The two funniest, and punniest, answers will win the books. If you lose, don't worry: it's on sale in all the usual places, priced at around six quid.

The competition will run until the end of Monday 13 May, and winners will be announced the day after. I will then arrange to get your home addresses privately, as we don’t want your online stalkers to find out where you live.

As to why you should want to win a book about zombie cows, here is what the critics think:

'Apocalypse Cow made me snort with laughter' - Terry Pratchett
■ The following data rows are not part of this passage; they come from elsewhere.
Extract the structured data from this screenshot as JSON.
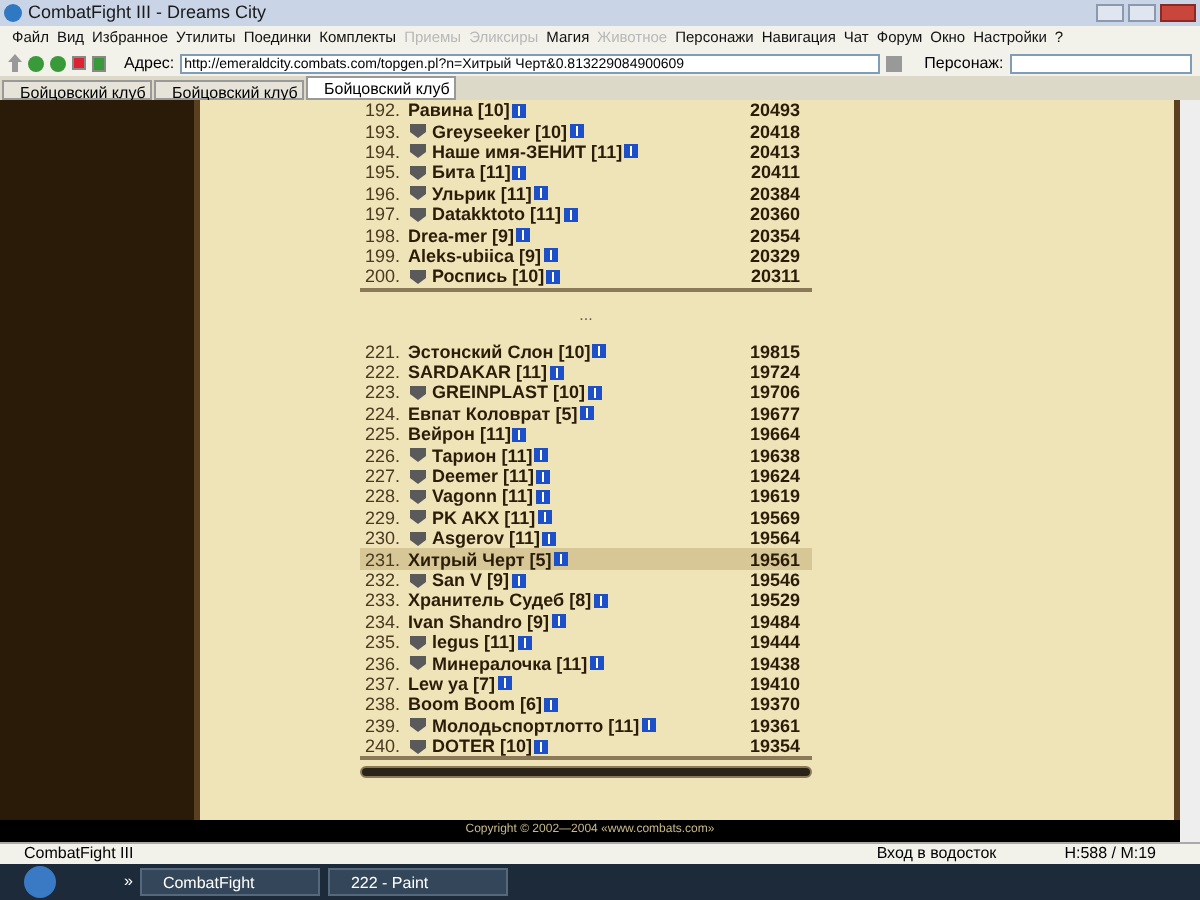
{
  "window": {
    "title": "CombatFight III - Dreams City"
  },
  "menu": [
    {
      "label": "Файл",
      "disabled": false
    },
    {
      "label": "Вид",
      "disabled": false
    },
    {
      "label": "Избранное",
      "disabled": false
    },
    {
      "label": "Утилиты",
      "disabled": false
    },
    {
      "label": "Поединки",
      "disabled": false
    },
    {
      "label": "Комплекты",
      "disabled": false
    },
    {
      "label": "Приемы",
      "disabled": true
    },
    {
      "label": "Эликсиры",
      "disabled": true
    },
    {
      "label": "Магия",
      "disabled": false
    },
    {
      "label": "Животное",
      "disabled": true
    },
    {
      "label": "Персонажи",
      "disabled": false
    },
    {
      "label": "Навигация",
      "disabled": false
    },
    {
      "label": "Чат",
      "disabled": false
    },
    {
      "label": "Форум",
      "disabled": false
    },
    {
      "label": "Окно",
      "disabled": false
    },
    {
      "label": "Настройки",
      "disabled": false
    },
    {
      "label": "?",
      "disabled": false
    }
  ],
  "address_bar": {
    "label": "Адрес:",
    "value": "http://emeraldcity.combats.com/topgen.pl?n=Хитрый Черт&0.813229084900609",
    "character_label": "Персонаж:"
  },
  "tabs": [
    {
      "label": "Бойцовский клуб",
      "selected": false
    },
    {
      "label": "Бойцовский клуб",
      "selected": false
    },
    {
      "label": "Бойцовский клуб",
      "selected": true
    }
  ],
  "ranking": {
    "groups": [
      {
        "rows": [
          {
            "rank": "192.",
            "name": "Равина [10]",
            "score": "20493",
            "clan_icon": false,
            "selected": false
          },
          {
            "rank": "193.",
            "name": "Greyseeker [10]",
            "score": "20418",
            "clan_icon": true,
            "selected": false
          },
          {
            "rank": "194.",
            "name": "Наше имя-ЗЕНИТ [11]",
            "score": "20413",
            "clan_icon": true,
            "selected": false
          },
          {
            "rank": "195.",
            "name": "Бита [11]",
            "score": "20411",
            "clan_icon": true,
            "selected": false
          },
          {
            "rank": "196.",
            "name": "Ульрик [11]",
            "score": "20384",
            "clan_icon": true,
            "selected": false
          },
          {
            "rank": "197.",
            "name": "Datakktoto [11]",
            "score": "20360",
            "clan_icon": true,
            "selected": false
          },
          {
            "rank": "198.",
            "name": "Drea-mer [9]",
            "score": "20354",
            "clan_icon": false,
            "selected": false
          },
          {
            "rank": "199.",
            "name": "Aleks-ubiica [9]",
            "score": "20329",
            "clan_icon": false,
            "selected": false
          },
          {
            "rank": "200.",
            "name": "Роспись [10]",
            "score": "20311",
            "clan_icon": true,
            "selected": false
          }
        ]
      },
      {
        "rows": [
          {
            "rank": "221.",
            "name": "Эстонский Слон [10]",
            "score": "19815",
            "clan_icon": false,
            "selected": false
          },
          {
            "rank": "222.",
            "name": "SARDAKAR [11]",
            "score": "19724",
            "clan_icon": false,
            "selected": false
          },
          {
            "rank": "223.",
            "name": "GREINPLAST [10]",
            "score": "19706",
            "clan_icon": true,
            "selected": false
          },
          {
            "rank": "224.",
            "name": "Евпат Коловрат [5]",
            "score": "19677",
            "clan_icon": false,
            "selected": false
          },
          {
            "rank": "225.",
            "name": "Вейрон [11]",
            "score": "19664",
            "clan_icon": false,
            "selected": false
          },
          {
            "rank": "226.",
            "name": "Тарион [11]",
            "score": "19638",
            "clan_icon": true,
            "selected": false
          },
          {
            "rank": "227.",
            "name": "Deemer [11]",
            "score": "19624",
            "clan_icon": true,
            "selected": false
          },
          {
            "rank": "228.",
            "name": "Vagonn [11]",
            "score": "19619",
            "clan_icon": true,
            "selected": false
          },
          {
            "rank": "229.",
            "name": "PK AKX [11]",
            "score": "19569",
            "clan_icon": true,
            "selected": false
          },
          {
            "rank": "230.",
            "name": "Asgerov [11]",
            "score": "19564",
            "clan_icon": true,
            "selected": false
          },
          {
            "rank": "231.",
            "name": "Хитрый Черт [5]",
            "score": "19561",
            "clan_icon": false,
            "selected": true
          },
          {
            "rank": "232.",
            "name": "San V [9]",
            "score": "19546",
            "clan_icon": true,
            "selected": false
          },
          {
            "rank": "233.",
            "name": "Хранитель Судеб [8]",
            "score": "19529",
            "clan_icon": false,
            "selected": false
          },
          {
            "rank": "234.",
            "name": "Ivan Shandro [9]",
            "score": "19484",
            "clan_icon": false,
            "selected": false
          },
          {
            "rank": "235.",
            "name": "legus [11]",
            "score": "19444",
            "clan_icon": true,
            "selected": false
          },
          {
            "rank": "236.",
            "name": "Минералочка [11]",
            "score": "19438",
            "clan_icon": true,
            "selected": false
          },
          {
            "rank": "237.",
            "name": "Lew ya [7]",
            "score": "19410",
            "clan_icon": false,
            "selected": false
          },
          {
            "rank": "238.",
            "name": "Boom Boom [6]",
            "score": "19370",
            "clan_icon": false,
            "selected": false
          },
          {
            "rank": "239.",
            "name": "Молодьспортлотто [11]",
            "score": "19361",
            "clan_icon": true,
            "selected": false
          },
          {
            "rank": "240.",
            "name": "DOTER [10]",
            "score": "19354",
            "clan_icon": true,
            "selected": false
          }
        ]
      }
    ],
    "gap_text": "..."
  },
  "footer": {
    "copyright": "Copyright © 2002—2004 «www.combats.com»"
  },
  "status_bar": {
    "title": "CombatFight III",
    "location": "Вход в водосток",
    "stats": "H:588 / M:19"
  },
  "taskbar": {
    "more": "»",
    "items": [
      {
        "label": "CombatFight"
      },
      {
        "label": "222 - Paint"
      }
    ]
  }
}
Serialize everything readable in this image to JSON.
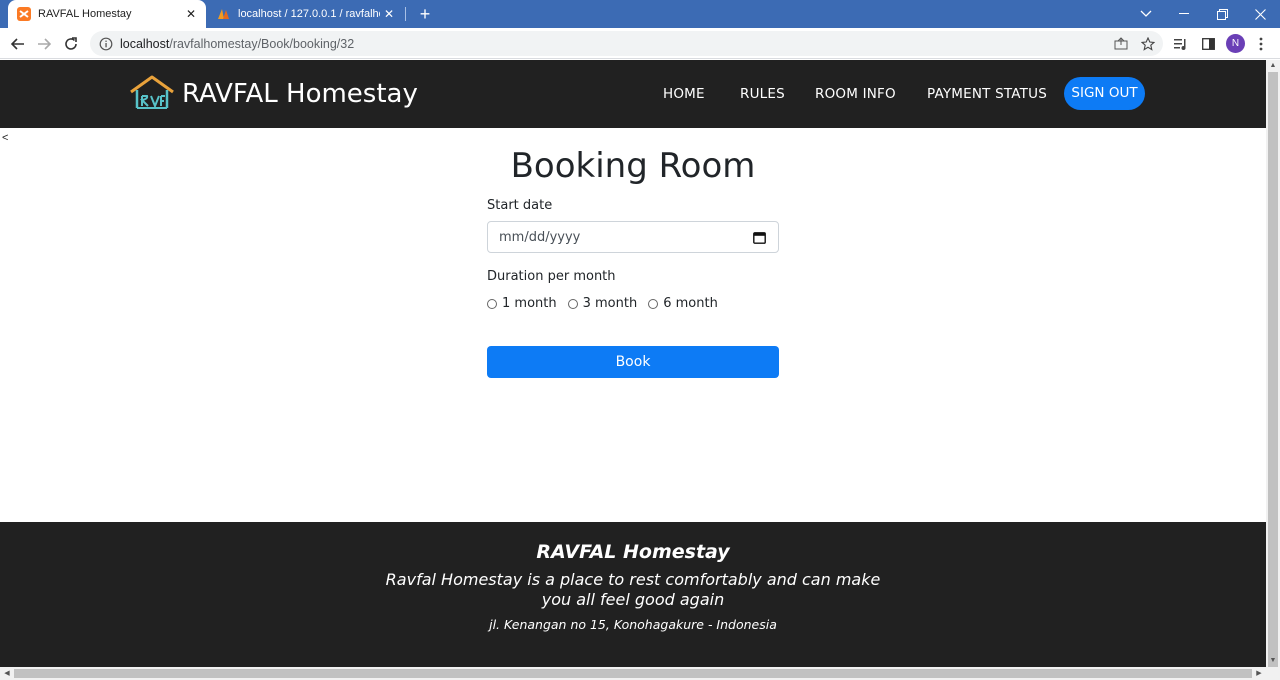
{
  "browser": {
    "tabs": [
      {
        "title": "RAVFAL Homestay",
        "active": true
      },
      {
        "title": "localhost / 127.0.0.1 / ravfalhome",
        "active": false
      }
    ],
    "url_host": "localhost",
    "url_path": "/ravfalhomestay/Book/booking/32",
    "profile_initial": "N"
  },
  "nav": {
    "brand": "RAVFAL Homestay",
    "links": [
      "HOME",
      "RULES",
      "ROOM INFO",
      "PAYMENT STATUS"
    ],
    "signout": "SIGN OUT"
  },
  "stray_char": "<",
  "form": {
    "title": "Booking Room",
    "start_date_label": "Start date",
    "start_date_placeholder": "mm/dd/yyyy",
    "duration_label": "Duration per month",
    "options": [
      "1 month",
      "3 month",
      "6 month"
    ],
    "submit": "Book"
  },
  "footer": {
    "title": "RAVFAL Homestay",
    "description": "Ravfal Homestay is a place to rest comfortably and can make you all feel good again",
    "address": "jl. Kenangan no 15, Konohagakure - Indonesia"
  },
  "colors": {
    "tabbar": "#3c6bb4",
    "nav_bg": "#212121",
    "primary": "#0d7bf5"
  }
}
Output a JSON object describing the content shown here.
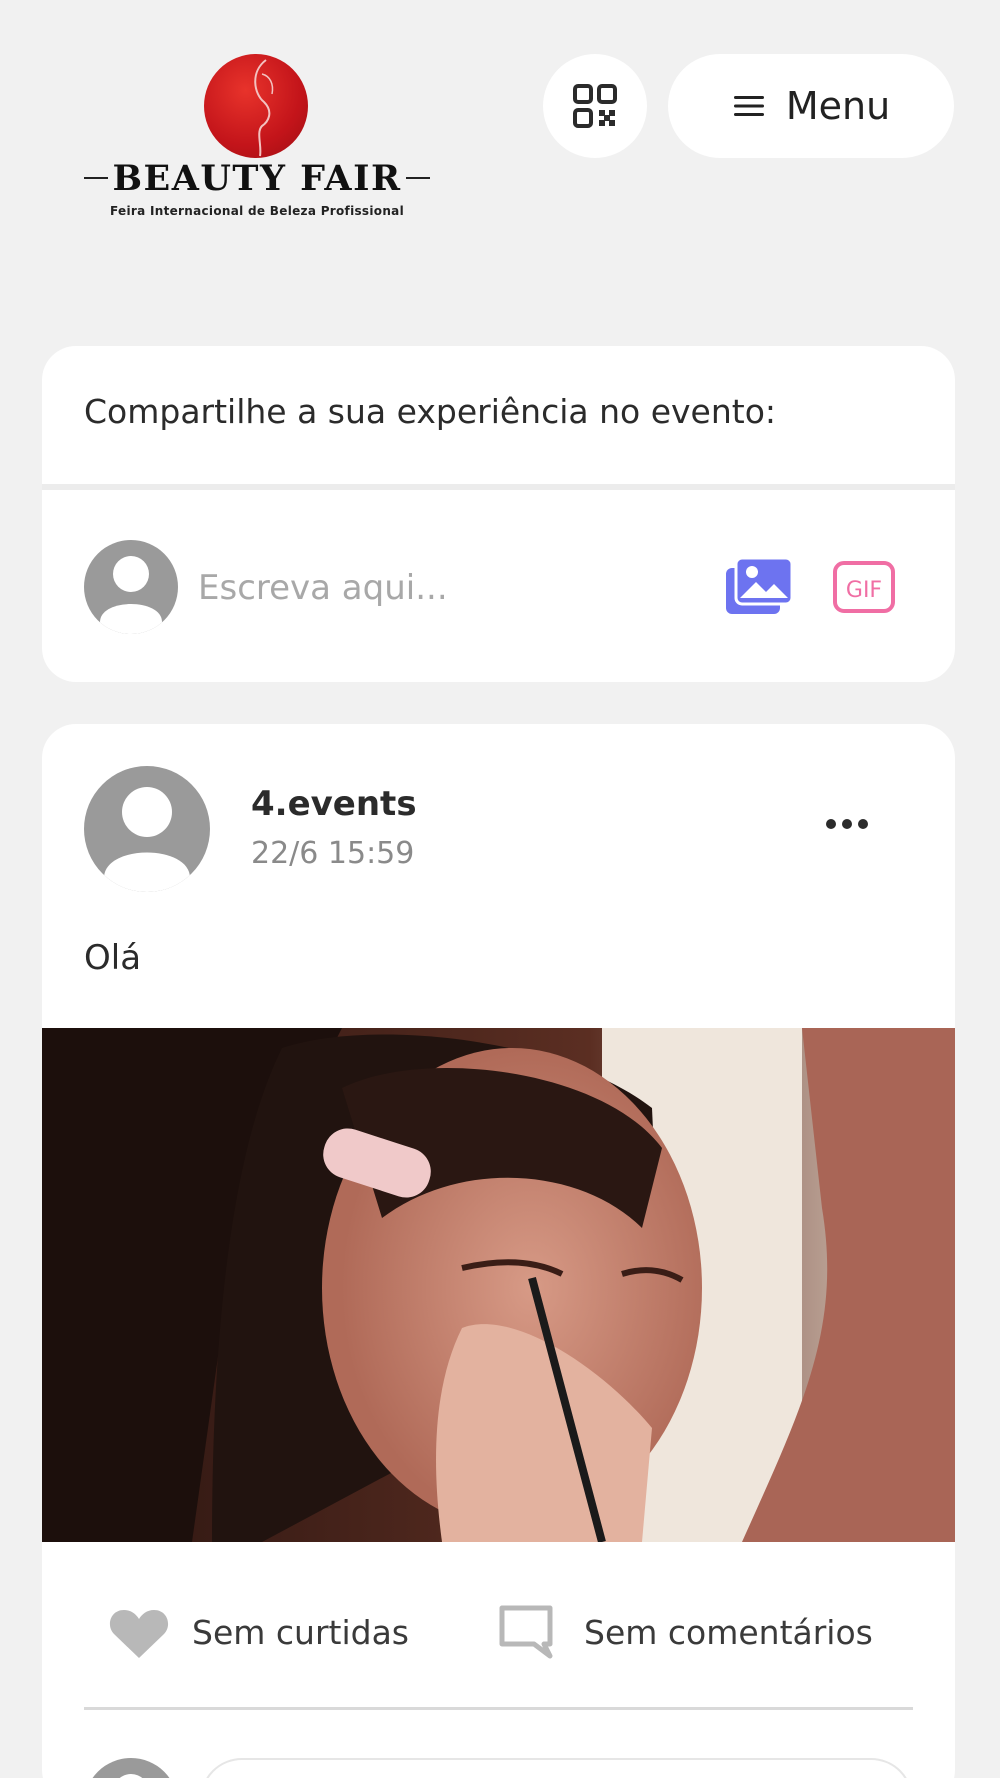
{
  "header": {
    "logo": {
      "brand": "BEAUTY FAIR",
      "subtitle": "Feira Internacional de Beleza Profissional"
    },
    "qr_icon": "qr-code-icon",
    "menu_label": "Menu",
    "menu_icon": "hamburger-icon"
  },
  "composer": {
    "title": "Compartilhe a sua experiência no evento:",
    "placeholder": "Escreva aqui...",
    "image_icon": "image-gallery-icon",
    "gif_icon": "gif-icon",
    "accent_image": "#6d73f0",
    "accent_gif": "#f06ea4"
  },
  "post": {
    "author": "4.events",
    "timestamp": "22/6 15:59",
    "text": "Olá",
    "media": "makeup-gif",
    "likes_label": "Sem curtidas",
    "comments_label": "Sem comentários"
  }
}
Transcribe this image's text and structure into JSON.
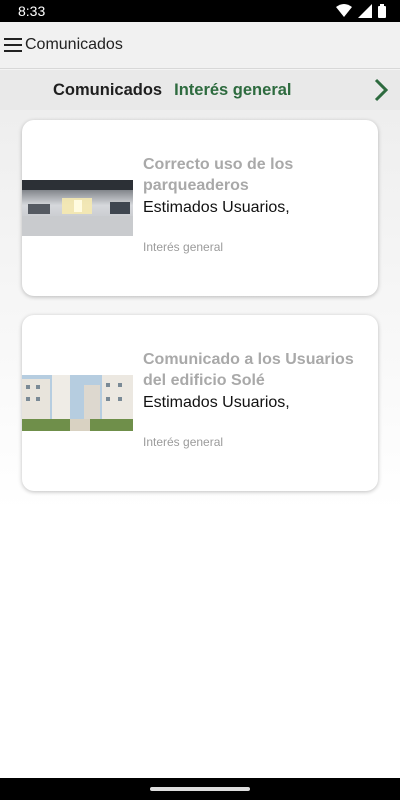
{
  "status": {
    "time": "8:33",
    "icons": [
      "wifi-icon",
      "signal-icon",
      "battery-icon"
    ]
  },
  "app_bar": {
    "title": "Comunicados",
    "icon": "menu-icon"
  },
  "tabs": {
    "items": [
      {
        "label": "Comunicados"
      },
      {
        "label": "Interés general"
      }
    ],
    "next_icon": "chevron-right-icon",
    "accent": "#2e6b3f"
  },
  "cards": [
    {
      "title": "Correcto uso de los parqueaderos",
      "excerpt": "Estimados Usuarios,",
      "category": "Interés general",
      "image": "parking-garage-photo"
    },
    {
      "title": "Comunicado a los Usuarios del edificio Solé",
      "excerpt": "Estimados Usuarios,",
      "category": "Interés general",
      "image": "apartment-buildings-photo"
    }
  ]
}
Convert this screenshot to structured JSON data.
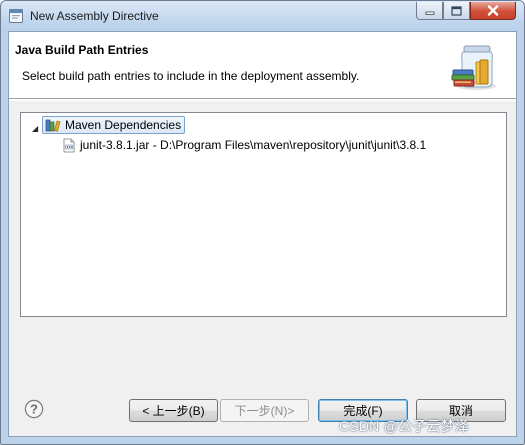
{
  "window": {
    "title": "New Assembly Directive",
    "icon": "eclipse-window-icon"
  },
  "banner": {
    "title": "Java Build Path Entries",
    "description": "Select build path entries to include in the deployment assembly.",
    "icon": "library-jar-icon"
  },
  "tree": {
    "items": [
      {
        "label": "Maven Dependencies",
        "icon": "library-icon",
        "expanded": true,
        "selected": true
      },
      {
        "label": "junit-3.8.1.jar - D:\\Program Files\\maven\\repository\\junit\\junit\\3.8.1",
        "icon": "jar-icon"
      }
    ]
  },
  "buttons": {
    "back": "< 上一步(B)",
    "next": "下一步(N)>",
    "finish": "完成(F)",
    "cancel": "取消",
    "help": "help-icon"
  },
  "watermark": "CSDN @公子云梦泽",
  "colors": {
    "frame": "#bcd3ea",
    "close": "#c7402a",
    "selection": "#dbe8f7"
  }
}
'"This clever and very funny twist on the traditional zombie novel is exceedingly well executed (it approaches but never quite steps into parody territory), and it ends with a scene that pretty much demands a sequel. Great stuff for horror and fantasy fans"' - Booklist (Starred Review)

'A comic, blood-soaked romp through the UK, at times a hilarious social satire, and at others an action-packed gore fest, sure to please fans of the traditional zombie story...an accomplished novel by a promising writer' - Press Association

'Logan has a flair for unique description ... and for painting a mental picture almost photographic in its clarity. An impressive start for an author who’s going places' - Publishers Weekly

'Michael Logan gives us a fast-paced dark comedy stuffed with violence, sprinkled with sex, reminiscent of Tom Sharpe, including witty lines and observations that are Pratchett-esque in their pointiness' - Sunday Express

'Ploughs the same furrows as Shaun of the Dead, wonderfully parodying the zombie and survival horror genre, but at the same time paying homage to it...worthy of a place amongst the best apocalyptic fiction...eminently readable, brilliantly written and side-splitting funny' - Bookgeeks.co.uk

'Logan manages to find a great balance between the dark and disturbing and the quirky and hilarious, all the while intermingling plotlines like a seasoned pro' - Rue Morgue

'This is one of the funniest zombie books I’ve ever read. Michael Logan has created a great new entry in the genre, and promises to be a must-read author' - Night Owl Reviews

'Michael Logan's black comedy is an absurd yet utterly addictive read' - Stylist Magazine